* [Work to be completed]:
Starting at the top line and ending at the last, restate the records exactly.

* [Data]:
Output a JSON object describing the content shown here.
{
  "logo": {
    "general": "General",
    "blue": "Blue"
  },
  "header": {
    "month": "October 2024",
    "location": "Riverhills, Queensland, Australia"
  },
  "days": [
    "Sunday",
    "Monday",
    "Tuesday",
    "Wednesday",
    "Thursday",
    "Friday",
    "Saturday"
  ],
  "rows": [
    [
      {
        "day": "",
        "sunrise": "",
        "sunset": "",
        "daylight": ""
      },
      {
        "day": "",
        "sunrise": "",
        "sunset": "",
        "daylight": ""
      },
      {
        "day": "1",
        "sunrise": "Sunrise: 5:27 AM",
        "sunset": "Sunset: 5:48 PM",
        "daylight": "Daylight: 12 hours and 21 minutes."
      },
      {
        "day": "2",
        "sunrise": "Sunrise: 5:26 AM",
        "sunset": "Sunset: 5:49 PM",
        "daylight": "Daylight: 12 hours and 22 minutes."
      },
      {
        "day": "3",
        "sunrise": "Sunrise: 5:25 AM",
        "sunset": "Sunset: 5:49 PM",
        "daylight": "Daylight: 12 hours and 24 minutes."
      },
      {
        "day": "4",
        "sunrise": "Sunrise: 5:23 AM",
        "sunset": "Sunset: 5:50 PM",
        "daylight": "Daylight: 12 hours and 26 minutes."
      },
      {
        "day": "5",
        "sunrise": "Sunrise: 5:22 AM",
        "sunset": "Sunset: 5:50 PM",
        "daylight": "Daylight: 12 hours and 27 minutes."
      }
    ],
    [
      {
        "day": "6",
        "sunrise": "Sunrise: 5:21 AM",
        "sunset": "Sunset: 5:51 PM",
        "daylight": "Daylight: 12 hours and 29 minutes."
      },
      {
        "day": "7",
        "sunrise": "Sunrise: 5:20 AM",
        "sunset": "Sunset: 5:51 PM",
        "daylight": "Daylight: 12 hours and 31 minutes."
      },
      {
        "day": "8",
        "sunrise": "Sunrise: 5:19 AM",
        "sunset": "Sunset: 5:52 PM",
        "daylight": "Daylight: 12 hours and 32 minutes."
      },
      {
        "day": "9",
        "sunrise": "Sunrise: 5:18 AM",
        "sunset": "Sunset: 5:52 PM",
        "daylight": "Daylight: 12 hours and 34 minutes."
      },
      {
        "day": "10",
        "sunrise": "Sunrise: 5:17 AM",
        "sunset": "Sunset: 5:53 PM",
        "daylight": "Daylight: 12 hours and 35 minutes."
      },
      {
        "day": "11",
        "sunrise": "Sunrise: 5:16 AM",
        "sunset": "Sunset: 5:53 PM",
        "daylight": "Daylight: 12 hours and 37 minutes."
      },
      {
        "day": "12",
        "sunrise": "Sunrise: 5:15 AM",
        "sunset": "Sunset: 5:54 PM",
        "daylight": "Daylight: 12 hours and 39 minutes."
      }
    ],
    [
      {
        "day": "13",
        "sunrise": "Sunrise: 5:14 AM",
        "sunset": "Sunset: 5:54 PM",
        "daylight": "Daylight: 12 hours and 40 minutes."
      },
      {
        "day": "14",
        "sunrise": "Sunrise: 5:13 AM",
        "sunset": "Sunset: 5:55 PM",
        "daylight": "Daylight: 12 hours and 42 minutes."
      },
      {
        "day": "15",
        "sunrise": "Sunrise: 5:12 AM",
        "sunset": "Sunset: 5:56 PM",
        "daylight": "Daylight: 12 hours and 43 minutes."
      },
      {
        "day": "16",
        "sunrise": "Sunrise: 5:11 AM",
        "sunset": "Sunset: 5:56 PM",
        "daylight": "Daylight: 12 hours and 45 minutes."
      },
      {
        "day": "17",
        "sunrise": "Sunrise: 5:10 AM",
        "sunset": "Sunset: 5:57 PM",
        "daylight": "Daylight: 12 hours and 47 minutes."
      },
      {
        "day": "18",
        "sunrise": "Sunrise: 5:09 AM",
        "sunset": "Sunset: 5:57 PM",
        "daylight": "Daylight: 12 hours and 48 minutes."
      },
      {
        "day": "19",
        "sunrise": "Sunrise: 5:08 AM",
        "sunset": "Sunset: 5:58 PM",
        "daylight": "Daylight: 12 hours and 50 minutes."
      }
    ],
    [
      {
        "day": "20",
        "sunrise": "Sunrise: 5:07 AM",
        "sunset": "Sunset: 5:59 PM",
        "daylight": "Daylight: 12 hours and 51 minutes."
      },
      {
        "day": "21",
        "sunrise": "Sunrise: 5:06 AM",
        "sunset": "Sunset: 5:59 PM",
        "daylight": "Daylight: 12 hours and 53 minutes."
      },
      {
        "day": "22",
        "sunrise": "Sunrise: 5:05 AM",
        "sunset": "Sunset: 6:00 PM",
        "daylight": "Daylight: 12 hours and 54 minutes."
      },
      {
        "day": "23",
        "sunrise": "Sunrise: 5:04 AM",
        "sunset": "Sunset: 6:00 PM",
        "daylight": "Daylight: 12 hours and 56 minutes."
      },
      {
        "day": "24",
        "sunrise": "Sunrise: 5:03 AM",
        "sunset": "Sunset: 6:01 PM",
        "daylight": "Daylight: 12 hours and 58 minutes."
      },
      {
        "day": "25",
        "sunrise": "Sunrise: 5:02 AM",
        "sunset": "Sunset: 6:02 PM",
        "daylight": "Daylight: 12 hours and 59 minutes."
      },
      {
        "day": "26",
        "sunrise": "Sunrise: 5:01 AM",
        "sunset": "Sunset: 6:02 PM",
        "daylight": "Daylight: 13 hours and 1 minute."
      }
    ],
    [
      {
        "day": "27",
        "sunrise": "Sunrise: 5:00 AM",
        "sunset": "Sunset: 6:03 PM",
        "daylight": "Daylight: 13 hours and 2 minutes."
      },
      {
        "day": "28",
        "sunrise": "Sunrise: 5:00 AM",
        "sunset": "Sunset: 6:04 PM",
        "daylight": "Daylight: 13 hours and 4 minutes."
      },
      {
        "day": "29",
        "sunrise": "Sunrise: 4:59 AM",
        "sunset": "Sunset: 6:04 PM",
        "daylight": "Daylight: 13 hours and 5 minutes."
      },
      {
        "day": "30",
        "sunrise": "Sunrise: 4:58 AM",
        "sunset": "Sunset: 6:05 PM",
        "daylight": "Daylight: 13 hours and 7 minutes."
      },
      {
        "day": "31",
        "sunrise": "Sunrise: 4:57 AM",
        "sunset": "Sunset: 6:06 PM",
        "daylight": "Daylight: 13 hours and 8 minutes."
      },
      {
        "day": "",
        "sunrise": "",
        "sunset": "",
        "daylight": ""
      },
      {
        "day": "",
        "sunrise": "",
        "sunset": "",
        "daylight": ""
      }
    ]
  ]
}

* [Answer box]:
Output a JSON object describing the content shown here.
{
  "logo": {
    "general": "General",
    "blue": "Blue"
  },
  "header": {
    "month": "October 2024",
    "location": "Riverhills, Queensland, Australia"
  },
  "days": [
    "Sunday",
    "Monday",
    "Tuesday",
    "Wednesday",
    "Thursday",
    "Friday",
    "Saturday"
  ],
  "rows": [
    [
      {
        "day": "",
        "sunrise": "",
        "sunset": "",
        "daylight": ""
      },
      {
        "day": "",
        "sunrise": "",
        "sunset": "",
        "daylight": ""
      },
      {
        "day": "1",
        "sunrise": "Sunrise: 5:27 AM",
        "sunset": "Sunset: 5:48 PM",
        "daylight": "Daylight: 12 hours and 21 minutes."
      },
      {
        "day": "2",
        "sunrise": "Sunrise: 5:26 AM",
        "sunset": "Sunset: 5:49 PM",
        "daylight": "Daylight: 12 hours and 22 minutes."
      },
      {
        "day": "3",
        "sunrise": "Sunrise: 5:25 AM",
        "sunset": "Sunset: 5:49 PM",
        "daylight": "Daylight: 12 hours and 24 minutes."
      },
      {
        "day": "4",
        "sunrise": "Sunrise: 5:23 AM",
        "sunset": "Sunset: 5:50 PM",
        "daylight": "Daylight: 12 hours and 26 minutes."
      },
      {
        "day": "5",
        "sunrise": "Sunrise: 5:22 AM",
        "sunset": "Sunset: 5:50 PM",
        "daylight": "Daylight: 12 hours and 27 minutes."
      }
    ],
    [
      {
        "day": "6",
        "sunrise": "Sunrise: 5:21 AM",
        "sunset": "Sunset: 5:51 PM",
        "daylight": "Daylight: 12 hours and 29 minutes."
      },
      {
        "day": "7",
        "sunrise": "Sunrise: 5:20 AM",
        "sunset": "Sunset: 5:51 PM",
        "daylight": "Daylight: 12 hours and 31 minutes."
      },
      {
        "day": "8",
        "sunrise": "Sunrise: 5:19 AM",
        "sunset": "Sunset: 5:52 PM",
        "daylight": "Daylight: 12 hours and 32 minutes."
      },
      {
        "day": "9",
        "sunrise": "Sunrise: 5:18 AM",
        "sunset": "Sunset: 5:52 PM",
        "daylight": "Daylight: 12 hours and 34 minutes."
      },
      {
        "day": "10",
        "sunrise": "Sunrise: 5:17 AM",
        "sunset": "Sunset: 5:53 PM",
        "daylight": "Daylight: 12 hours and 35 minutes."
      },
      {
        "day": "11",
        "sunrise": "Sunrise: 5:16 AM",
        "sunset": "Sunset: 5:53 PM",
        "daylight": "Daylight: 12 hours and 37 minutes."
      },
      {
        "day": "12",
        "sunrise": "Sunrise: 5:15 AM",
        "sunset": "Sunset: 5:54 PM",
        "daylight": "Daylight: 12 hours and 39 minutes."
      }
    ],
    [
      {
        "day": "13",
        "sunrise": "Sunrise: 5:14 AM",
        "sunset": "Sunset: 5:54 PM",
        "daylight": "Daylight: 12 hours and 40 minutes."
      },
      {
        "day": "14",
        "sunrise": "Sunrise: 5:13 AM",
        "sunset": "Sunset: 5:55 PM",
        "daylight": "Daylight: 12 hours and 42 minutes."
      },
      {
        "day": "15",
        "sunrise": "Sunrise: 5:12 AM",
        "sunset": "Sunset: 5:56 PM",
        "daylight": "Daylight: 12 hours and 43 minutes."
      },
      {
        "day": "16",
        "sunrise": "Sunrise: 5:11 AM",
        "sunset": "Sunset: 5:56 PM",
        "daylight": "Daylight: 12 hours and 45 minutes."
      },
      {
        "day": "17",
        "sunrise": "Sunrise: 5:10 AM",
        "sunset": "Sunset: 5:57 PM",
        "daylight": "Daylight: 12 hours and 47 minutes."
      },
      {
        "day": "18",
        "sunrise": "Sunrise: 5:09 AM",
        "sunset": "Sunset: 5:57 PM",
        "daylight": "Daylight: 12 hours and 48 minutes."
      },
      {
        "day": "19",
        "sunrise": "Sunrise: 5:08 AM",
        "sunset": "Sunset: 5:58 PM",
        "daylight": "Daylight: 12 hours and 50 minutes."
      }
    ],
    [
      {
        "day": "20",
        "sunrise": "Sunrise: 5:07 AM",
        "sunset": "Sunset: 5:59 PM",
        "daylight": "Daylight: 12 hours and 51 minutes."
      },
      {
        "day": "21",
        "sunrise": "Sunrise: 5:06 AM",
        "sunset": "Sunset: 5:59 PM",
        "daylight": "Daylight: 12 hours and 53 minutes."
      },
      {
        "day": "22",
        "sunrise": "Sunrise: 5:05 AM",
        "sunset": "Sunset: 6:00 PM",
        "daylight": "Daylight: 12 hours and 54 minutes."
      },
      {
        "day": "23",
        "sunrise": "Sunrise: 5:04 AM",
        "sunset": "Sunset: 6:00 PM",
        "daylight": "Daylight: 12 hours and 56 minutes."
      },
      {
        "day": "24",
        "sunrise": "Sunrise: 5:03 AM",
        "sunset": "Sunset: 6:01 PM",
        "daylight": "Daylight: 12 hours and 58 minutes."
      },
      {
        "day": "25",
        "sunrise": "Sunrise: 5:02 AM",
        "sunset": "Sunset: 6:02 PM",
        "daylight": "Daylight: 12 hours and 59 minutes."
      },
      {
        "day": "26",
        "sunrise": "Sunrise: 5:01 AM",
        "sunset": "Sunset: 6:02 PM",
        "daylight": "Daylight: 13 hours and 1 minute."
      }
    ],
    [
      {
        "day": "27",
        "sunrise": "Sunrise: 5:00 AM",
        "sunset": "Sunset: 6:03 PM",
        "daylight": "Daylight: 13 hours and 2 minutes."
      },
      {
        "day": "28",
        "sunrise": "Sunrise: 5:00 AM",
        "sunset": "Sunset: 6:04 PM",
        "daylight": "Daylight: 13 hours and 4 minutes."
      },
      {
        "day": "29",
        "sunrise": "Sunrise: 4:59 AM",
        "sunset": "Sunset: 6:04 PM",
        "daylight": "Daylight: 13 hours and 5 minutes."
      },
      {
        "day": "30",
        "sunrise": "Sunrise: 4:58 AM",
        "sunset": "Sunset: 6:05 PM",
        "daylight": "Daylight: 13 hours and 7 minutes."
      },
      {
        "day": "31",
        "sunrise": "Sunrise: 4:57 AM",
        "sunset": "Sunset: 6:06 PM",
        "daylight": "Daylight: 13 hours and 8 minutes."
      },
      {
        "day": "",
        "sunrise": "",
        "sunset": "",
        "daylight": ""
      },
      {
        "day": "",
        "sunrise": "",
        "sunset": "",
        "daylight": ""
      }
    ]
  ]
}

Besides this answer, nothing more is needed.